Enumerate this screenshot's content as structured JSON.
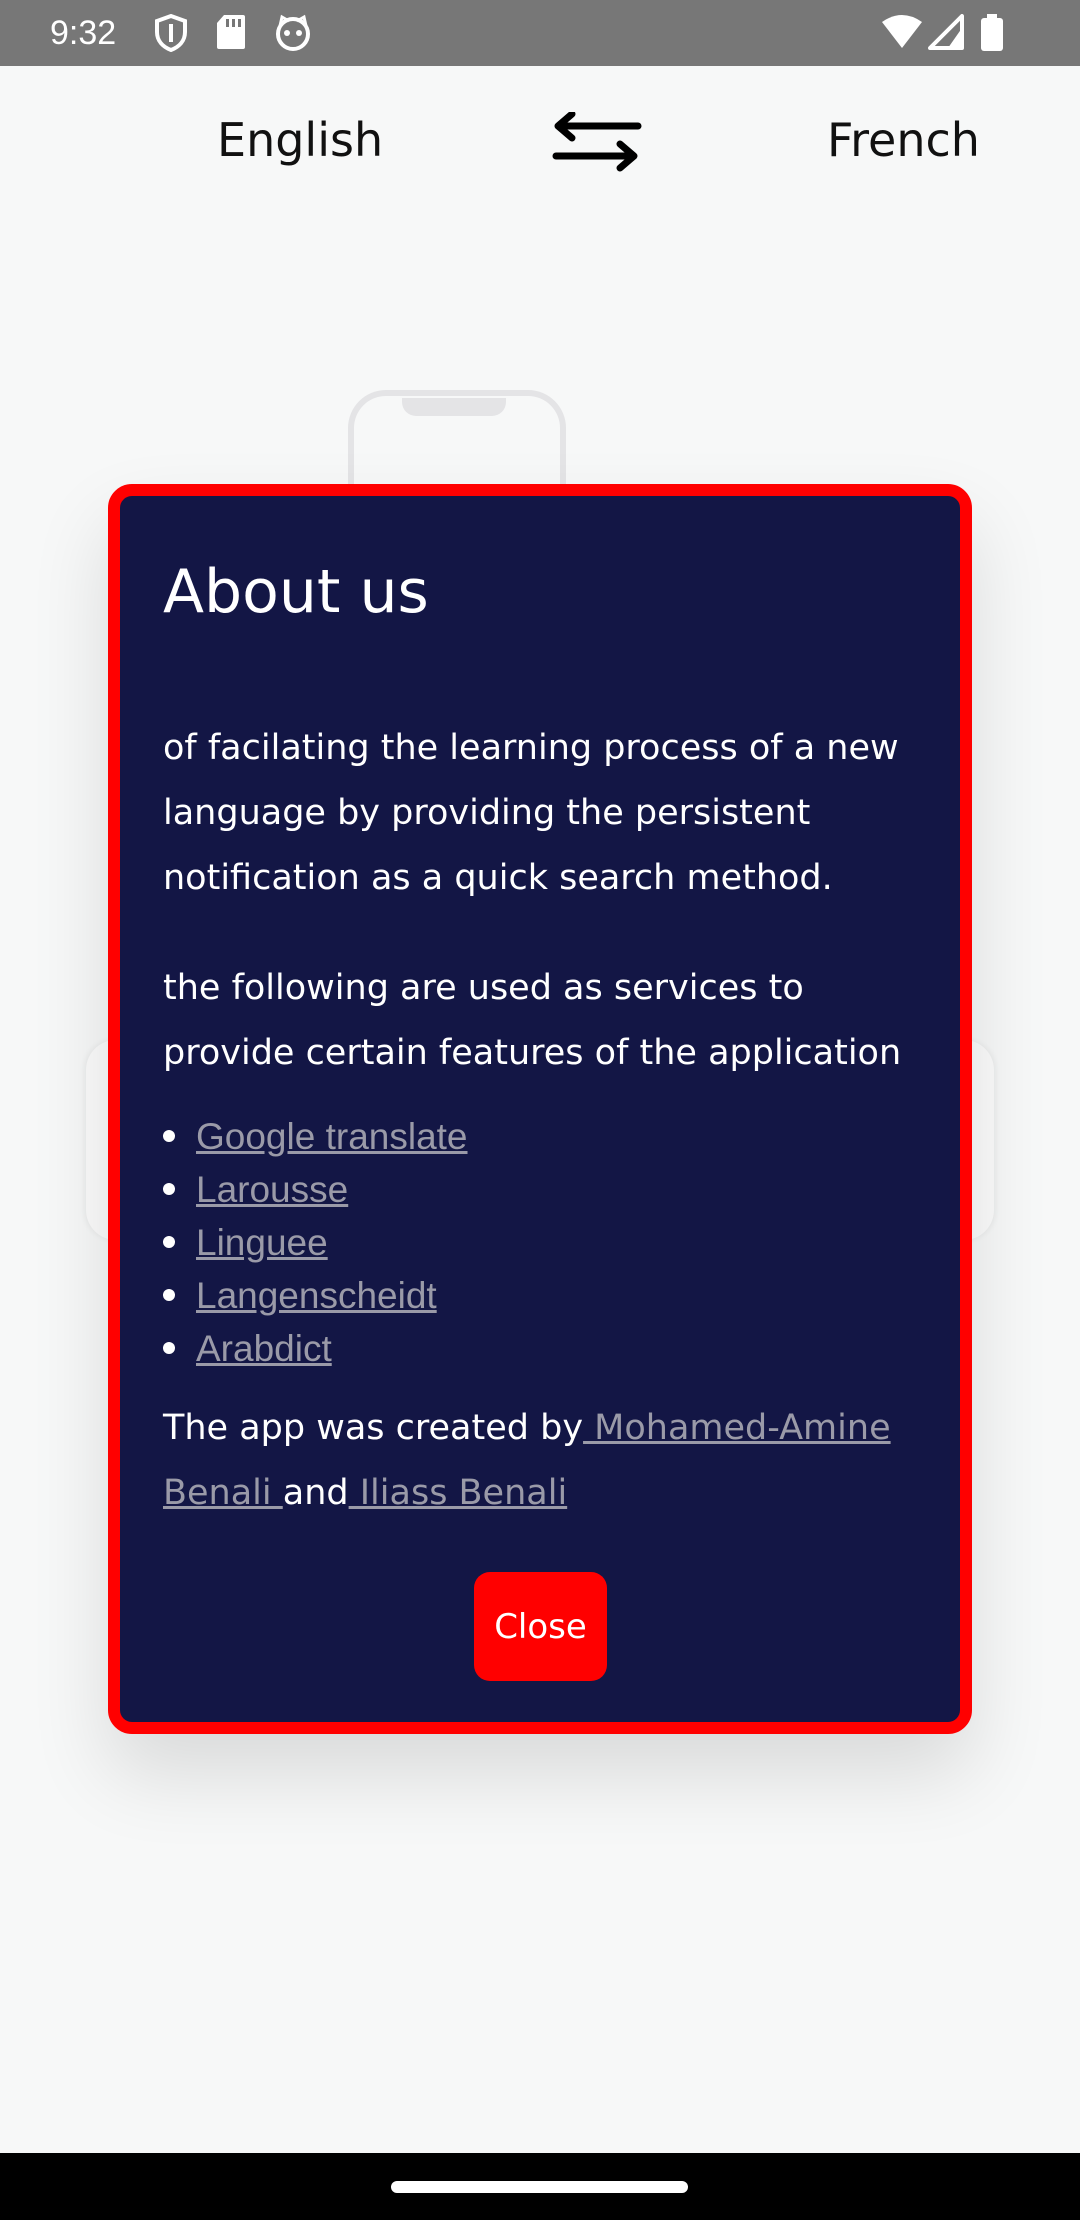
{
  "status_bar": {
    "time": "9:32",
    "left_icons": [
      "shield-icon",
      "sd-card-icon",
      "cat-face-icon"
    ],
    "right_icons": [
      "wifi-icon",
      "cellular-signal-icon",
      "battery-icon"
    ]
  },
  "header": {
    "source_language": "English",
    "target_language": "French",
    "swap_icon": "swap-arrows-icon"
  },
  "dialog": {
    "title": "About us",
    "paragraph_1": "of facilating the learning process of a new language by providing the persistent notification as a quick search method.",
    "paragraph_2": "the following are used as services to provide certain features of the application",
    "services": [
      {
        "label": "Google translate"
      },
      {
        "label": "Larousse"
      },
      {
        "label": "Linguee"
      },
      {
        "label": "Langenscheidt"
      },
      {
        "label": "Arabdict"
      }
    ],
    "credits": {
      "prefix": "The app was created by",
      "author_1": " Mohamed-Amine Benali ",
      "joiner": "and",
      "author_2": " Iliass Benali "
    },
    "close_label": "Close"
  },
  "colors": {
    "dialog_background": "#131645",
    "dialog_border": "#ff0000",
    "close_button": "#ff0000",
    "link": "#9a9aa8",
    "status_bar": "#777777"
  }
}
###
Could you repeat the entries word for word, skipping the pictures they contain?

ANSWER TO THE EXERCISE ▸
Enumerate this screenshot's content as structured JSON.
{
  "status_bar": {
    "time": "9:32",
    "left_icons": [
      "shield-icon",
      "sd-card-icon",
      "cat-face-icon"
    ],
    "right_icons": [
      "wifi-icon",
      "cellular-signal-icon",
      "battery-icon"
    ]
  },
  "header": {
    "source_language": "English",
    "target_language": "French",
    "swap_icon": "swap-arrows-icon"
  },
  "dialog": {
    "title": "About us",
    "paragraph_1": "of facilating the learning process of a new language by providing the persistent notification as a quick search method.",
    "paragraph_2": "the following are used as services to provide certain features of the application",
    "services": [
      {
        "label": "Google translate"
      },
      {
        "label": "Larousse"
      },
      {
        "label": "Linguee"
      },
      {
        "label": "Langenscheidt"
      },
      {
        "label": "Arabdict"
      }
    ],
    "credits": {
      "prefix": "The app was created by",
      "author_1": " Mohamed-Amine Benali ",
      "joiner": "and",
      "author_2": " Iliass Benali "
    },
    "close_label": "Close"
  },
  "colors": {
    "dialog_background": "#131645",
    "dialog_border": "#ff0000",
    "close_button": "#ff0000",
    "link": "#9a9aa8",
    "status_bar": "#777777"
  }
}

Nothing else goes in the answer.